===== Supplied material =====

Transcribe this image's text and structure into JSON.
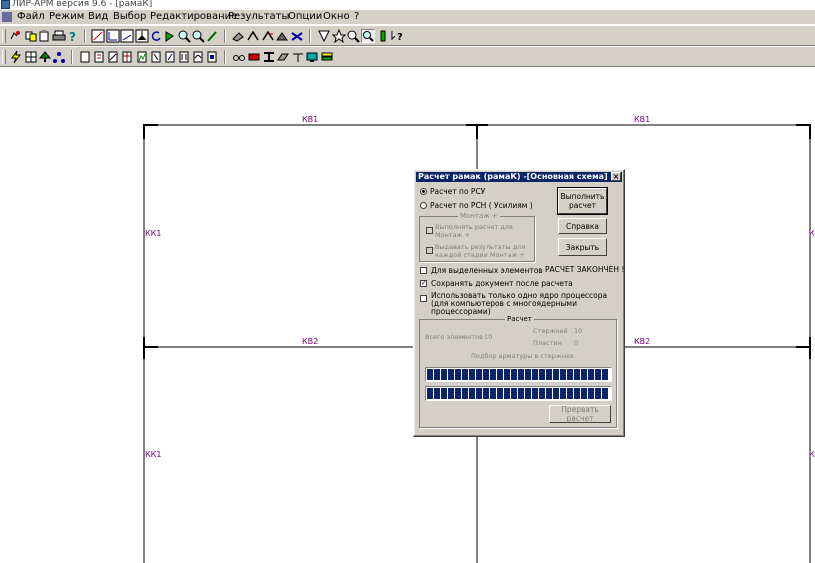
{
  "window": {
    "title": "ЛИР-АРМ версия 9.6 - [рамаК]"
  },
  "menu": [
    "Файл",
    "Режим",
    "Вид",
    "Выбор",
    "Редактирование",
    "Результаты",
    "Опции",
    "Окно",
    "?"
  ],
  "canvas": {
    "beam_labels": [
      "КВ1",
      "КВ1",
      "КВ2",
      "КВ2"
    ],
    "column_labels": [
      "КК1",
      "КК1",
      "К",
      "К"
    ],
    "line_color": "#000000",
    "label_color": "#800080"
  },
  "dialog": {
    "title": "Расчет рамак (рамаК) -[Основная схема]",
    "close_label": "×",
    "radio_rsu": "Расчет по РСУ",
    "radio_rsn": "Расчет по РСН ( Усилиям )",
    "montazh_group": "Монтаж +",
    "montazh_calc": "Выполнять расчет для Монтаж +",
    "montazh_results": "Выдавать результаты для каждой стадии Монтаж +",
    "chk_selected": "Для выделенных элементов",
    "chk_save": "Сохранять документ после расчета",
    "chk_single_core": "Использовать только одно ядро процессора (для компьютеров с многоядерными процессорами)",
    "btn_run": "Выполнить расчет",
    "btn_help": "Справка",
    "btn_close": "Закрыть",
    "status": "РАСЧЕТ ЗАКОНЧЕН !",
    "calc_group": "Расчет",
    "total_label": "Всего элементов",
    "total_value": "10",
    "rods_label": "Стержней",
    "rods_value": "10",
    "plates_label": "Пластин",
    "plates_value": "0",
    "progress_caption": "Подбор арматуры в стержнях",
    "progress_1": 1.0,
    "progress_2": 1.0,
    "progress_color": "#0a246a",
    "btn_abort": "Прервать расчет",
    "rsu_selected": true,
    "save_checked": true
  }
}
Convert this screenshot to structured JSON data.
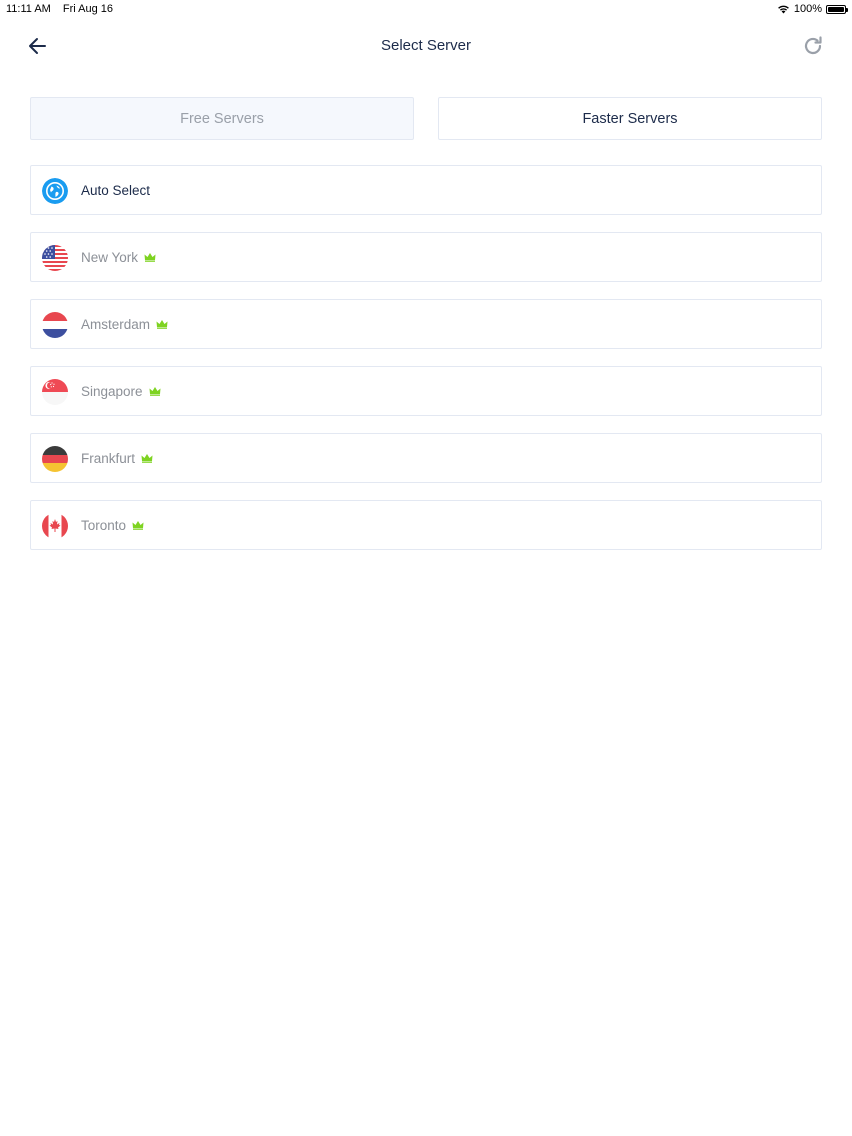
{
  "status_bar": {
    "time": "11:11 AM",
    "date": "Fri Aug 16",
    "battery": "100%"
  },
  "nav": {
    "title": "Select Server"
  },
  "tabs": [
    {
      "label": "Free Servers",
      "selected": false
    },
    {
      "label": "Faster Servers",
      "selected": true
    }
  ],
  "auto_select": {
    "label": "Auto Select",
    "icon": "globe-icon"
  },
  "servers": [
    {
      "name": "New York",
      "flag": "us-flag-icon",
      "premium": true
    },
    {
      "name": "Amsterdam",
      "flag": "nl-flag-icon",
      "premium": true
    },
    {
      "name": "Singapore",
      "flag": "sg-flag-icon",
      "premium": true
    },
    {
      "name": "Frankfurt",
      "flag": "de-flag-icon",
      "premium": true
    },
    {
      "name": "Toronto",
      "flag": "ca-flag-icon",
      "premium": true
    }
  ],
  "colors": {
    "accent": "#1a9cf0",
    "crown": "#7ed321",
    "text_dark": "#1c2b4a",
    "text_muted": "#8c9097",
    "border": "#e3e8f2"
  }
}
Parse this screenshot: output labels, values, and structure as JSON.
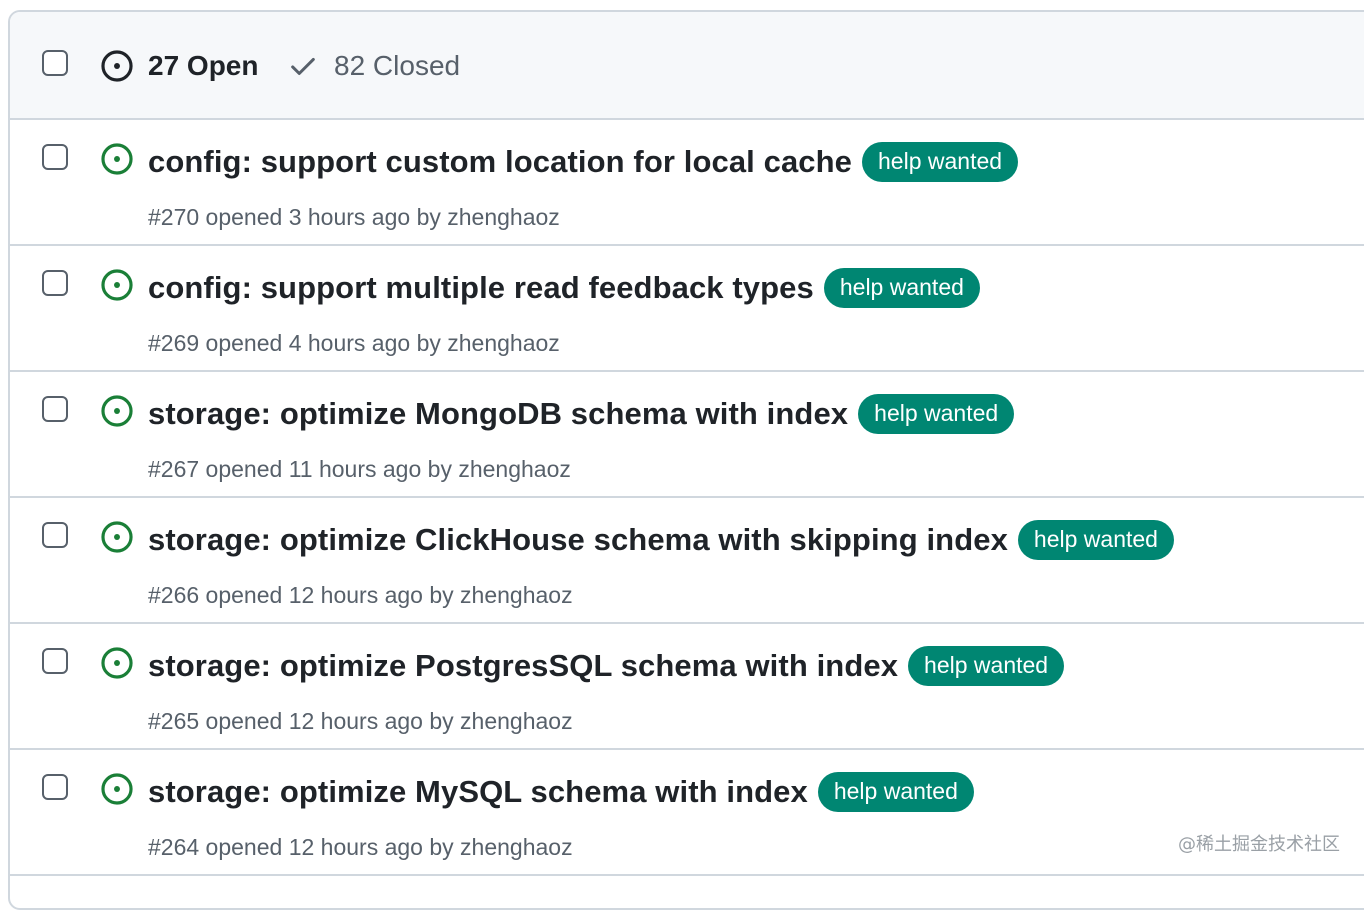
{
  "header": {
    "open_label": "27 Open",
    "closed_label": "82 Closed"
  },
  "issues": [
    {
      "title": "config: support custom location for local cache",
      "label": "help wanted",
      "meta": "#270 opened 3 hours ago by zhenghaoz"
    },
    {
      "title": "config: support multiple read feedback types",
      "label": "help wanted",
      "meta": "#269 opened 4 hours ago by zhenghaoz"
    },
    {
      "title": "storage: optimize MongoDB schema with index",
      "label": "help wanted",
      "meta": "#267 opened 11 hours ago by zhenghaoz"
    },
    {
      "title": "storage: optimize ClickHouse schema with skipping index",
      "label": "help wanted",
      "meta": "#266 opened 12 hours ago by zhenghaoz"
    },
    {
      "title": "storage: optimize PostgresSQL schema with index",
      "label": "help wanted",
      "meta": "#265 opened 12 hours ago by zhenghaoz"
    },
    {
      "title": "storage: optimize MySQL schema with index",
      "label": "help wanted",
      "meta": "#264 opened 12 hours ago by zhenghaoz"
    }
  ],
  "watermark": "@稀土掘金技术社区",
  "colors": {
    "open_icon": "#1a7f37",
    "label_bg": "#008672",
    "border": "#d0d7de",
    "header_bg": "#f6f8fa"
  },
  "icons": {
    "open": "issue-opened-icon",
    "closed": "check-icon"
  }
}
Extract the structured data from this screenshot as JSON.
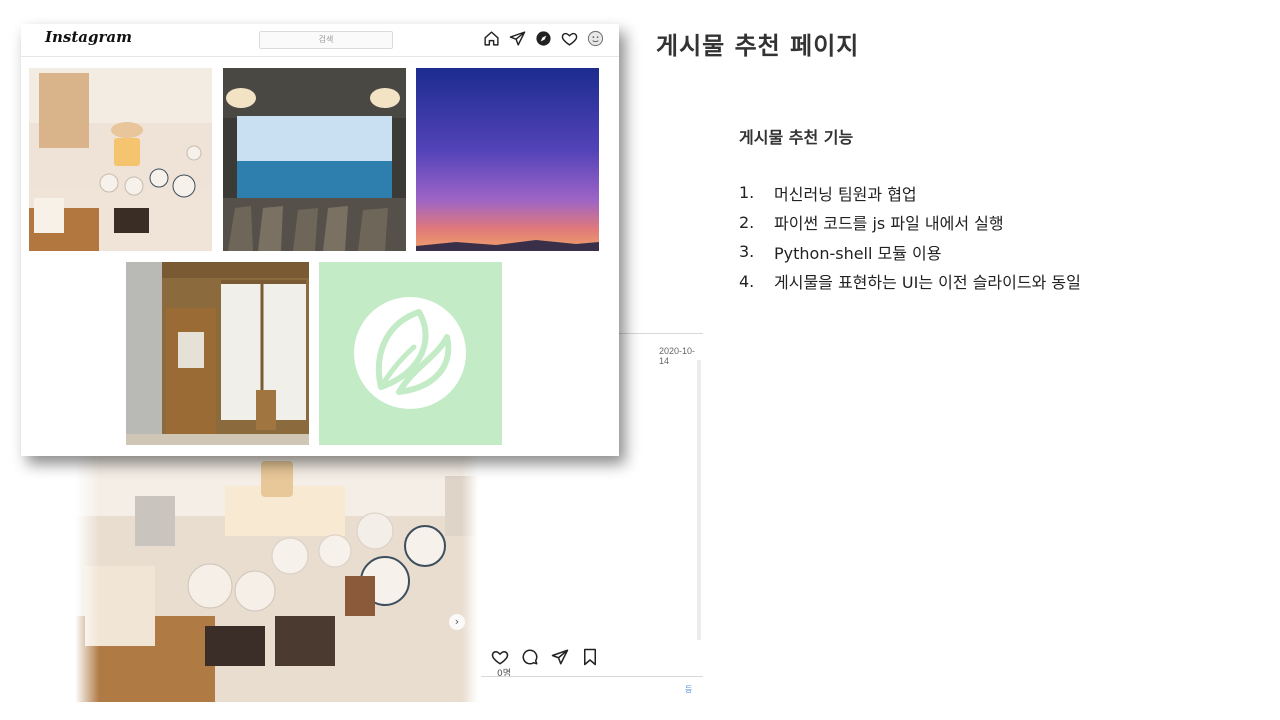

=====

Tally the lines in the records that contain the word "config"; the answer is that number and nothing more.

2